The section of the High Line between 30th St. and 11th Ave. and 34th St. and 12th Ave. is temporarily closed for maintenance. Please follow us on Twitter at @highlinenyc for additional updates.
The High Line’s aesthetic reflects natural cycles of life and death, and evokes feelings of being in a wild space. According to Piet Oudolf, who designed our gardens, “My biggest inspiration is nature. I do not want to copy it, but to recreate the emotion.”
These landscapes don’t just happen on their own. While many natural processes take place in the park, the gardens have also been carefully designed and continuously cared for. Shaping the landscape design requires a good eye and an understanding of how the plantings will evolve over time. Changes in the gardens are guided by a team of gardeners who have collaborated with Oudolf for years.
We create different moods and compositions throughout the seasons. Hundreds of plant species evoke the patterns of woodlands and grasslands. Birds and insects thread through and animate the plantings. The mood of each garden changes through the year, conveying the ever-changing wonder and mystery of wild places.

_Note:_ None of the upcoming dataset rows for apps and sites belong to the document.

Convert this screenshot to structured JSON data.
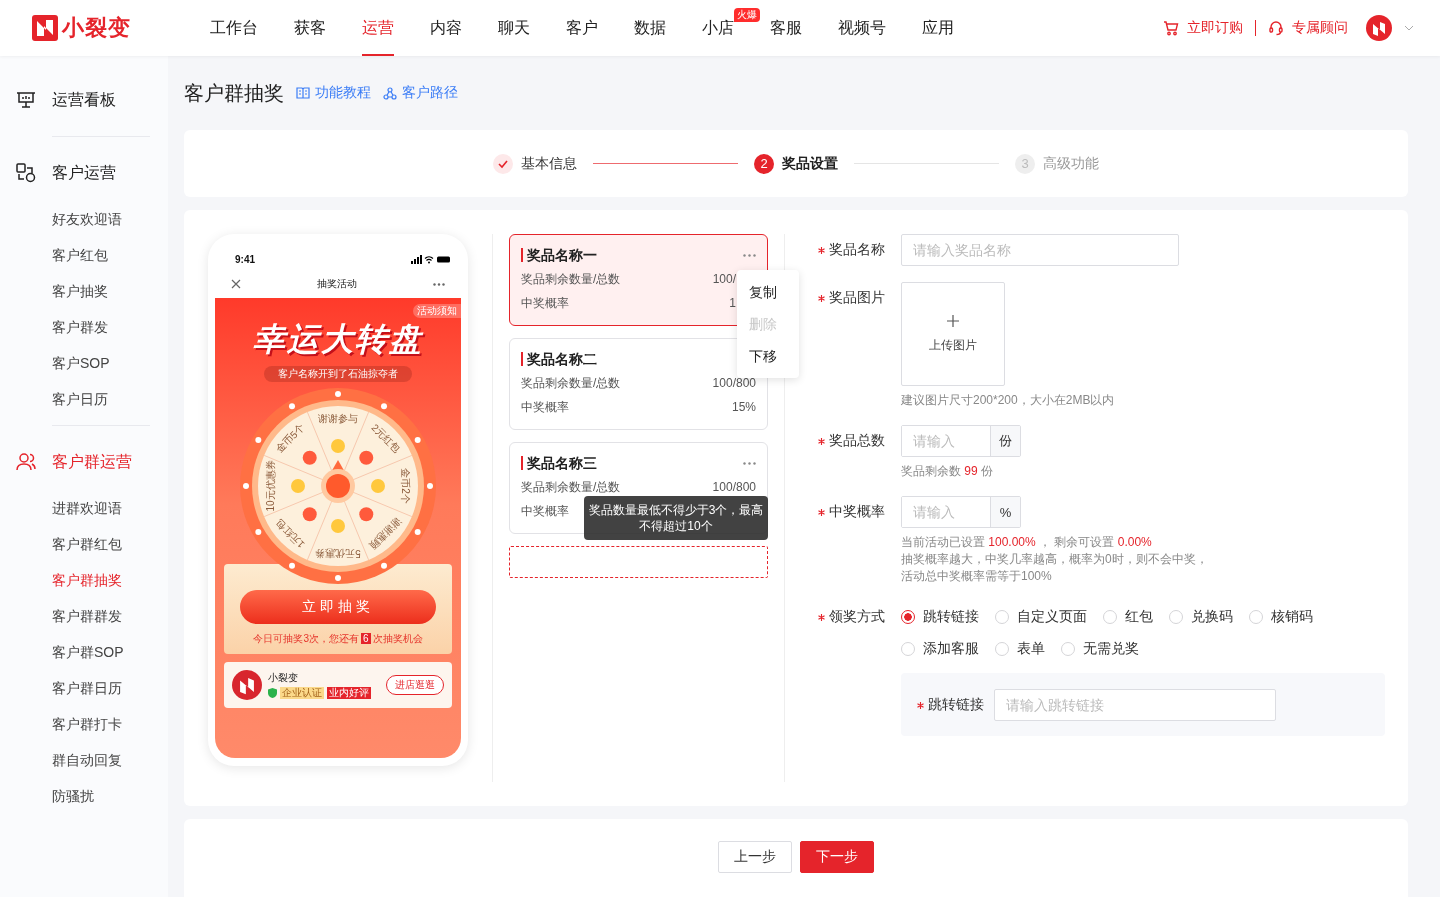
{
  "brand": {
    "name": "小裂变"
  },
  "nav": [
    {
      "label": "工作台",
      "selected": false
    },
    {
      "label": "获客",
      "selected": false
    },
    {
      "label": "运营",
      "selected": true
    },
    {
      "label": "内容",
      "selected": false
    },
    {
      "label": "聊天",
      "selected": false
    },
    {
      "label": "客户",
      "selected": false
    },
    {
      "label": "数据",
      "selected": false
    },
    {
      "label": "小店",
      "selected": false,
      "badge": "火爆"
    },
    {
      "label": "客服",
      "selected": false
    },
    {
      "label": "视频号",
      "selected": false
    },
    {
      "label": "应用",
      "selected": false
    }
  ],
  "header_actions": [
    {
      "label": "立即订购",
      "kind": "cart"
    },
    {
      "label": "专属顾问",
      "kind": "headset"
    }
  ],
  "sidebar": [
    {
      "label": "运营看板",
      "kind": "board",
      "selected": false
    },
    {
      "label": "客户运营",
      "kind": "shapes",
      "selected": false,
      "children": [
        {
          "label": "好友欢迎语",
          "selected": false
        },
        {
          "label": "客户红包",
          "selected": false
        },
        {
          "label": "客户抽奖",
          "selected": false
        },
        {
          "label": "客户群发",
          "selected": false
        },
        {
          "label": "客户SOP",
          "selected": false
        },
        {
          "label": "客户日历",
          "selected": false
        }
      ]
    },
    {
      "label": "客户群运营",
      "kind": "users",
      "selected": true,
      "children": [
        {
          "label": "进群欢迎语",
          "selected": false
        },
        {
          "label": "客户群红包",
          "selected": false
        },
        {
          "label": "客户群抽奖",
          "selected": true
        },
        {
          "label": "客户群群发",
          "selected": false
        },
        {
          "label": "客户群SOP",
          "selected": false
        },
        {
          "label": "客户群日历",
          "selected": false
        },
        {
          "label": "客户群打卡",
          "selected": false
        },
        {
          "label": "群自动回复",
          "selected": false
        },
        {
          "label": "防骚扰",
          "selected": false
        }
      ]
    }
  ],
  "page": {
    "title": "客户群抽奖",
    "links": [
      {
        "label": "功能教程",
        "kind": "book"
      },
      {
        "label": "客户路径",
        "kind": "path"
      }
    ]
  },
  "steps": [
    {
      "label": "基本信息",
      "done": true,
      "selected": false
    },
    {
      "number": "2",
      "label": "奖品设置",
      "done": false,
      "selected": true
    },
    {
      "number": "3",
      "label": "高级功能",
      "done": false,
      "selected": false
    }
  ],
  "preview": {
    "time": "9:41",
    "title": "抽奖活动",
    "notice": "活动须知",
    "headline": "幸运大转盘",
    "ticker": "客户名称开到了石油掠夺者",
    "wheel": [
      "谢谢参与",
      "2元红包",
      "金币2个",
      "谢谢惠顾",
      "5元优惠券",
      "1元红包",
      "10元优惠券",
      "金币5个"
    ],
    "draw_button": "立即抽奖",
    "chances_before": "今日可抽奖3次，您还有",
    "chances_count": "6",
    "chances_after": "次抽奖机会",
    "shop": {
      "name": "小裂变",
      "tags": [
        "企业认证",
        "业内好评"
      ],
      "button": "进店逛逛"
    }
  },
  "prize_list": {
    "tooltip": "奖品数量最低不得少于3个，最高不得超过10个",
    "items": [
      {
        "name": "奖品名称一",
        "selected": true,
        "stock_label": "奖品剩余数量/总数",
        "stock": "100/",
        "rate_label": "中奖概率",
        "rate": "1",
        "menu": [
          {
            "label": "复制",
            "disabled": false
          },
          {
            "label": "删除",
            "disabled": true
          },
          {
            "label": "下移",
            "disabled": false
          }
        ]
      },
      {
        "name": "奖品名称二",
        "selected": false,
        "stock_label": "奖品剩余数量/总数",
        "stock": "100/800",
        "rate_label": "中奖概率",
        "rate": "15%"
      },
      {
        "name": "奖品名称三",
        "selected": false,
        "stock_label": "奖品剩余数量/总数",
        "stock": "100/800",
        "rate_label": "中奖概率"
      }
    ]
  },
  "form": {
    "name": {
      "label": "奖品名称",
      "required": true,
      "placeholder": "请输入奖品名称"
    },
    "image": {
      "label": "奖品图片",
      "required": true,
      "button": "上传图片",
      "hint": "建议图片尺寸200*200，大小在2MB以内"
    },
    "total": {
      "label": "奖品总数",
      "required": true,
      "placeholder": "请输入",
      "unit": "份",
      "remaining_label": "奖品剩余数",
      "remaining_value": "99",
      "remaining_unit": "份"
    },
    "probability": {
      "label": "中奖概率",
      "required": true,
      "placeholder": "请输入",
      "unit": "%",
      "set_label": "当前活动已设置",
      "set_value": "100.00%",
      "sep": "，",
      "left_label": "剩余可设置",
      "left_value": "0.00%",
      "notes": [
        "抽奖概率越大，中奖几率越高，概率为0时，则不会中奖，",
        "活动总中奖概率需等于100%"
      ]
    },
    "method": {
      "label": "领奖方式",
      "required": true,
      "options": [
        {
          "label": "跳转链接",
          "selected": true
        },
        {
          "label": "自定义页面",
          "selected": false
        },
        {
          "label": "红包",
          "selected": false
        },
        {
          "label": "兑换码",
          "selected": false
        },
        {
          "label": "核销码",
          "selected": false
        },
        {
          "label": "添加客服",
          "selected": false
        },
        {
          "label": "表单",
          "selected": false
        },
        {
          "label": "无需兑奖",
          "selected": false
        }
      ]
    },
    "link": {
      "label": "跳转链接",
      "required": true,
      "placeholder": "请输入跳转链接"
    }
  },
  "footer": {
    "buttons": [
      {
        "label": "上一步",
        "kind": "default"
      },
      {
        "label": "下一步",
        "kind": "primary"
      }
    ]
  }
}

Walk just a few blocks along the High Line and you’ll pass through several, incredibly different gardens.
We are committed to environmental sustainability in all of our gardening operations and maintenance, including Integrated Pest Management, composting on-site, and pollinator-friendly practices.Learn more about sustainability
Many gardens cut back their plants in fall. At the High Line, we leave our displays of dried leaves, stalks, and seedheads standing through the winter, providing both beauty for visitors and habitat for birds and other animals. To make room for new spring growth, hundreds of volunteers join our gardeners every March to complete the massive task of cutting back our plants by hand, to be composted and returned to the soil.Learn more about Spring Cutback and how to volunteer
'' Seasonal change occurs in a near-infinite succession of small moments, and learning to see and understand these little happenings is a worthy lifetime pursuit.'